*** Opening Input for this task ***
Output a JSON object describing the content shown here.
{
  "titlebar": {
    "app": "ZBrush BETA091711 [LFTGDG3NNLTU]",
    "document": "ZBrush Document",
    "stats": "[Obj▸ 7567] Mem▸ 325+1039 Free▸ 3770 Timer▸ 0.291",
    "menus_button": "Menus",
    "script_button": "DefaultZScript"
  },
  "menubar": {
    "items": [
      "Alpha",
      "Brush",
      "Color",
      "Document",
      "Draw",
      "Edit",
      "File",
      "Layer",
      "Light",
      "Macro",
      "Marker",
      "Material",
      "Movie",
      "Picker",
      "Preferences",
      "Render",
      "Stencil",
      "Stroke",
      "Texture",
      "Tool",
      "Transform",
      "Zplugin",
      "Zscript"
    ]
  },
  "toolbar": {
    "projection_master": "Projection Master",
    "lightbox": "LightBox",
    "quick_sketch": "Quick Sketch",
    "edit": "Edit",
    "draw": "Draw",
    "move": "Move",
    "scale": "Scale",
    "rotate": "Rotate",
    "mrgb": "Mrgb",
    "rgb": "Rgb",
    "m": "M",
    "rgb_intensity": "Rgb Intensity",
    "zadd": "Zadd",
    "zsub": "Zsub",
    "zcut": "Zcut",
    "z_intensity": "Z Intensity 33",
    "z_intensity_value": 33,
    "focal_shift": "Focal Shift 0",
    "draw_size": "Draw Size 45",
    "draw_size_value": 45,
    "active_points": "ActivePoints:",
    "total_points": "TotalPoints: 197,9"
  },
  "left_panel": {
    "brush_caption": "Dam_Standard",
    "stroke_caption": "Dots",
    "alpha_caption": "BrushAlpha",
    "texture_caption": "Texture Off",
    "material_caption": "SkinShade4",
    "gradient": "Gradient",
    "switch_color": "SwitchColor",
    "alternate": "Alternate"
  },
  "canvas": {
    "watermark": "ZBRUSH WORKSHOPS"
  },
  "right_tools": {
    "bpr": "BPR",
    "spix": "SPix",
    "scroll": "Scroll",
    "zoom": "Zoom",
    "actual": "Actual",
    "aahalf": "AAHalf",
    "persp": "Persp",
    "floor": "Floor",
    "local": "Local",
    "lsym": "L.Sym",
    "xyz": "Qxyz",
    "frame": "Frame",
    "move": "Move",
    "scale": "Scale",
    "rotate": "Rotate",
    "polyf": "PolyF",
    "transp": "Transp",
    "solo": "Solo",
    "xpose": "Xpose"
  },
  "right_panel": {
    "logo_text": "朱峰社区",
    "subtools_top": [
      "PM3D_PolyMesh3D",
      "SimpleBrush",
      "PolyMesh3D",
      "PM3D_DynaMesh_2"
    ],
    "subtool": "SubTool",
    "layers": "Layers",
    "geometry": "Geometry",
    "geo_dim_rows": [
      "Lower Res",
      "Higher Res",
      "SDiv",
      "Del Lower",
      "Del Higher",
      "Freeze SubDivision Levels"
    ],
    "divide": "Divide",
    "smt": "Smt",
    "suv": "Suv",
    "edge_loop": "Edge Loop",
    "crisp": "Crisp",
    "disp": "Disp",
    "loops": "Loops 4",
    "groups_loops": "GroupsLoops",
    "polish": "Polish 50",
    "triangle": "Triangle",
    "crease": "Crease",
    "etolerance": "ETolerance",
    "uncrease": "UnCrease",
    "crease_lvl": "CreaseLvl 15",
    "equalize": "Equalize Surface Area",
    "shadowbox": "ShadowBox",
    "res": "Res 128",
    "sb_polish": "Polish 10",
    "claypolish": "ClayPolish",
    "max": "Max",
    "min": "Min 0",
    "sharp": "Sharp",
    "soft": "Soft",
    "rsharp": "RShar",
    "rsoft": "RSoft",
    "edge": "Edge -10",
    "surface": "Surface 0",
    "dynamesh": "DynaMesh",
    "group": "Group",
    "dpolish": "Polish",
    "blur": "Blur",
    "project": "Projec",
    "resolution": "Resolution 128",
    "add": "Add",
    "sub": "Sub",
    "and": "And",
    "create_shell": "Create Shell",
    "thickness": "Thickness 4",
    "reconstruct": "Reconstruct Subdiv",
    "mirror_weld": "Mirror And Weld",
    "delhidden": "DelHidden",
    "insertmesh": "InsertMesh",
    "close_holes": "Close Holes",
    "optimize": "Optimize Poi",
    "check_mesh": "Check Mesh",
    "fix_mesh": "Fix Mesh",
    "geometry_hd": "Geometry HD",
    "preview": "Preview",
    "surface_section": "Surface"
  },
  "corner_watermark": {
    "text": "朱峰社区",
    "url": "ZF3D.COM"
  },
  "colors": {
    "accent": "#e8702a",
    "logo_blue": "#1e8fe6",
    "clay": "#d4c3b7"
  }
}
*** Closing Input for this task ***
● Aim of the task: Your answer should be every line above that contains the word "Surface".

● Solution for this task:
    "equalize": "Equalize Surface Area",
    "surface": "Surface 0",
    "surface_section": "Surface"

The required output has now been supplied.